Pros for this therapy
Individual psychotherapy with adolescents is similar to the therapy that adults engage in. Although they may be somewhat self-conscious at first, teens often come to enjoy therapy. It is a place where they can focus on themselves, on their experiences and relationships, on their problems with family or peers, and on their hopes, dreams and fears. In the psychotherapy session they have the full, respectful attention of an understanding adult.
With young children, the psychotherapist does not usually discuss problems. Problems are worked on in the context of play. Play, often called the work of the child, is far from conflict-free. To a trained eye, it is a powerful form of communication about the child’s ways of experiencing his or her world and a way of expressing difficulties the child may be experiencing. Play is also a form of healing. When a child "plays out" fears and difficult experiences in a context in which they can be understood, the child is able to move on. If parents are puzzled by a child’s description of fun in the therapist’s office, they should be aware that much more than play is taking place.
Cons for this therapy
Children entering psychotherapy have most often been exposed to family violence or other traumatic experiences. Treating traumatized children may be unusually challenging for the therapist because of vicarious traumatization.
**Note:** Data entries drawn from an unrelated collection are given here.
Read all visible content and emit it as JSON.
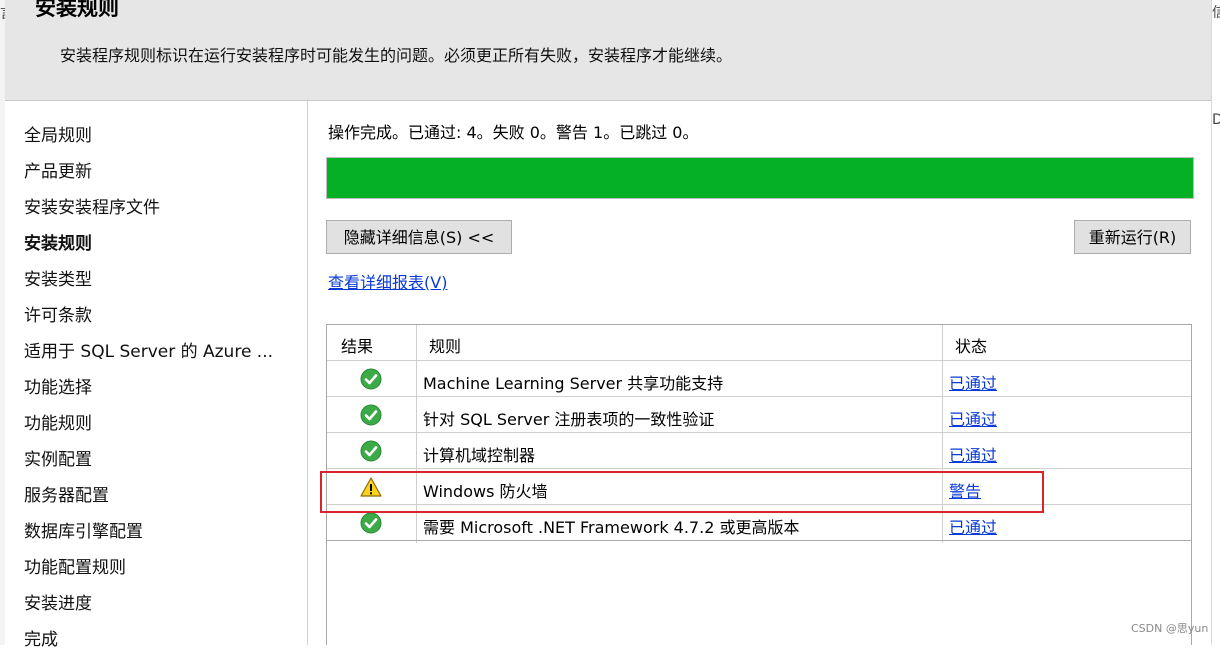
{
  "header": {
    "title": "安装规则",
    "description": "安装程序规则标识在运行安装程序时可能发生的问题。必须更正所有失败，安装程序才能继续。"
  },
  "sidebar": {
    "items": [
      {
        "label": "全局规则"
      },
      {
        "label": "产品更新"
      },
      {
        "label": "安装安装程序文件"
      },
      {
        "label": "安装规则",
        "active": true
      },
      {
        "label": "安装类型"
      },
      {
        "label": "许可条款"
      },
      {
        "label": "适用于 SQL Server 的 Azure ..."
      },
      {
        "label": "功能选择"
      },
      {
        "label": "功能规则"
      },
      {
        "label": "实例配置"
      },
      {
        "label": "服务器配置"
      },
      {
        "label": "数据库引擎配置"
      },
      {
        "label": "功能配置规则"
      },
      {
        "label": "安装进度"
      },
      {
        "label": "完成"
      }
    ]
  },
  "main": {
    "status_text": "操作完成。已通过: 4。失败 0。警告 1。已跳过 0。",
    "progress_fraction": 1.0,
    "progress_color": "#06b025",
    "hide_details_label": "隐藏详细信息(S) <<",
    "rerun_label": "重新运行(R)",
    "report_link": "查看详细报表(V)",
    "table": {
      "headers": [
        "结果",
        "规则",
        "状态"
      ],
      "rows": [
        {
          "icon": "check-icon",
          "rule": "Machine Learning Server 共享功能支持",
          "status": "已通过"
        },
        {
          "icon": "check-icon",
          "rule": "针对 SQL Server 注册表项的一致性验证",
          "status": "已通过"
        },
        {
          "icon": "check-icon",
          "rule": "计算机域控制器",
          "status": "已通过"
        },
        {
          "icon": "warning-icon",
          "rule": "Windows 防火墙",
          "status": "警告"
        },
        {
          "icon": "check-icon",
          "rule": "需要 Microsoft .NET Framework 4.7.2 或更高版本",
          "status": "已通过"
        }
      ]
    }
  },
  "edge": {
    "left_char": "言",
    "right_top": "信",
    "right_mid": "D"
  },
  "watermark": "CSDN @思yun",
  "colors": {
    "highlight": "#d9232d",
    "link": "#0a3ad6"
  }
}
Access to reflective supervision is needed to prevent a sense of helplessness and a "self-protective tendency to view complex clinical cases as intractable."